With the publication of each new AISC Specification & Code of Standard Practice, an accompanying Steel Construction Manual is published. In March 2011, AISC published the current 14th Edition Steel Construction Manual. The 14th Edition Manual is based on the 2010 Specification for Structural Steel Buildings and the 2010 Code of Standard Practice for Steel Building and Bridges. This publication is found on the desk of almost every practicing structural engineer as well as most structural engineering students. More information is available at www.aisc.org/bookstore.

The latest version of the AISC Steel Construction Manual is 2014.

AISC Design Guides[edit]

Recognizing the wide range of projects that design professionals are called upon to handle, AISC has produced design guides to help the practicing engineer. The design guides are intended to be informational, not normative, and as such compile and organize the thoughts and suggestions of their authors on particular technical and market focused topics. All design guides bring the collective experience and knowledge of the author and reviewers, including fabricators, engineers, professors, researchers, and practitioners in the engineering and construction industries. Currently, there are 26 Design Guides on topics including: Blast Resistant Structures; Hollow Structural Sections; Constructability of Steel Buildings; Fire Resistance of Structural Steel Framing; and Steel-Framed Open Deck Park Structures. More information is available at www.aisc.org/bookstore.

Periodicals[edit]

Modern Steel Construction magazine[edit]

Modern Steel Construction[1] (MSC) is the monthly publication of the steel design and construction industry. MSC brings its readership in-depth information on the newest and most advanced uses of structural steel in buildings and bridges by focusing on innovative and cost-effective steel designs and the products that help bring them to life.

MSC is directed exclusively to professionals in the construction industry who make and influence purchasing decisions—whether they are engineers, architects, building owners, contractors, fabricators, detailers or erectors.
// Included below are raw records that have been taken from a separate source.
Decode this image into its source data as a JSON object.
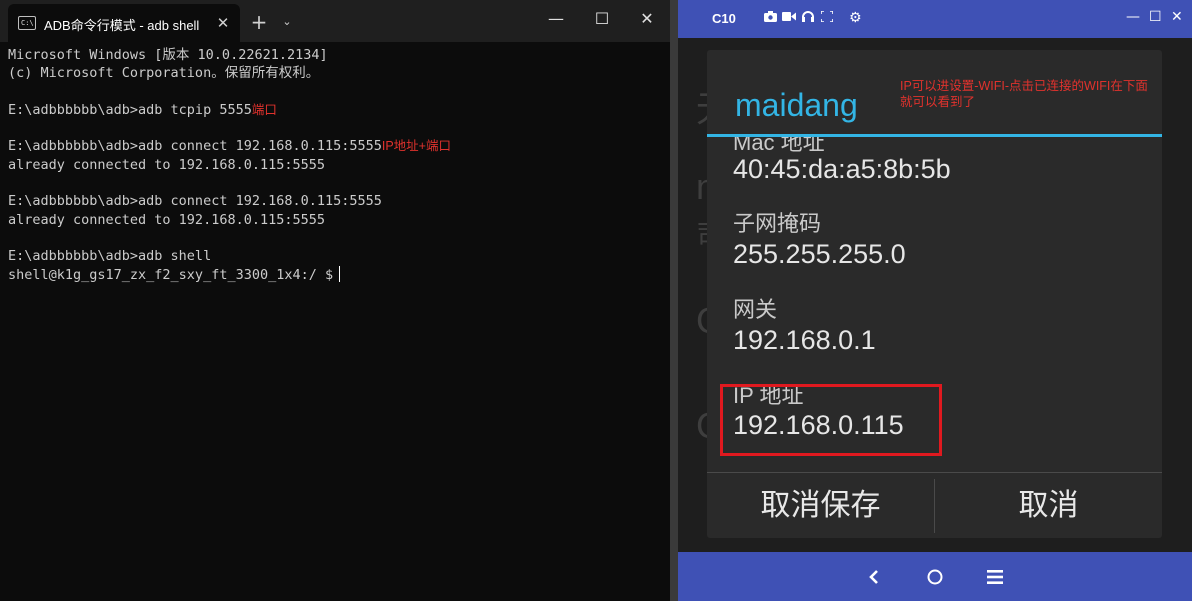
{
  "terminal": {
    "tab_title": "ADB命令行模式 - adb  shell",
    "tab_icon_text": "C:\\",
    "new_tab_label": "+",
    "tab_menu_label": "⌄",
    "window_controls": {
      "minimize": "—",
      "maximize": "☐",
      "close": "✕"
    },
    "lines": [
      {
        "text": "Microsoft Windows [版本 10.0.22621.2134]",
        "note": ""
      },
      {
        "text": "(c) Microsoft Corporation。保留所有权利。",
        "note": ""
      },
      {
        "text": "",
        "note": ""
      },
      {
        "text": "E:\\adbbbbbb\\adb>adb tcpip 5555",
        "note": "端口"
      },
      {
        "text": "",
        "note": ""
      },
      {
        "text": "E:\\adbbbbbb\\adb>adb connect 192.168.0.115:5555",
        "note": "IP地址+端口"
      },
      {
        "text": "already connected to 192.168.0.115:5555",
        "note": ""
      },
      {
        "text": "",
        "note": ""
      },
      {
        "text": "E:\\adbbbbbb\\adb>adb connect 192.168.0.115:5555",
        "note": ""
      },
      {
        "text": "already connected to 192.168.0.115:5555",
        "note": ""
      },
      {
        "text": "",
        "note": ""
      },
      {
        "text": "E:\\adbbbbbb\\adb>adb shell",
        "note": ""
      },
      {
        "text": "shell@k1g_gs17_zx_f2_sxy_ft_3300_1x4:/ $",
        "note": ""
      }
    ]
  },
  "emulator": {
    "device_name": "C10",
    "toolbar_icons": [
      "camera-icon",
      "video-icon",
      "headset-icon",
      "fullscreen-icon",
      "gear-icon"
    ],
    "window_controls": {
      "minimize": "—",
      "maximize": "☐",
      "close": "✕"
    },
    "background_chars": [
      "无",
      "n",
      "司",
      "C",
      "C"
    ],
    "dialog": {
      "title": "maidang",
      "annotation": "IP可以进设置-WIFI-点击已连接的WIFI在下面就可以看到了",
      "fields": [
        {
          "label": "Mac 地址",
          "value": "40:45:da:a5:8b:5b"
        },
        {
          "label": "子网掩码",
          "value": "255.255.255.0"
        },
        {
          "label": "网关",
          "value": "192.168.0.1"
        },
        {
          "label": "IP 地址",
          "value": "192.168.0.115"
        }
      ],
      "buttons": {
        "save_cancel": "取消保存",
        "cancel": "取消"
      }
    },
    "nav": {
      "back": "‹",
      "home": "○",
      "menu": "≡"
    }
  }
}
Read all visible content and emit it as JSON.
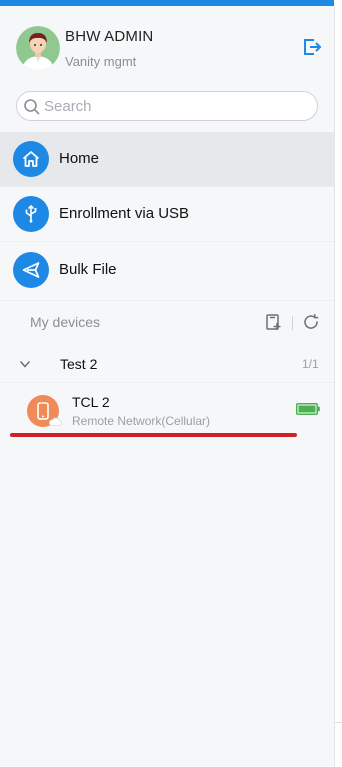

MSC is the only magazine in the United States devoted exclusively to the design and construction of steel-framed structures. The current issue and every back issue can be read at www.modernsteel.com.

AISC Engineering Journal[edit]

Engineering Journal (ISSN 0013-8029) is AISC's quarterly technical journal. It is a peer-reviewed publication dedicated to the improvement and advancement of structural steel construction. 'Engineering Journal has been the premier U.S. technical journal for structural steel construction since its beginnings in 1964.

Notes[edit]

  1. ^ Modern Steel Construction

References[edit]

  • Gillette, Leslie H. (1980). The First 60 Years: The American Institute of Steel Construction, Inc. 1921–1980. Chicago, IL: American Institute of Steel Construction, Inc.

External links[edit]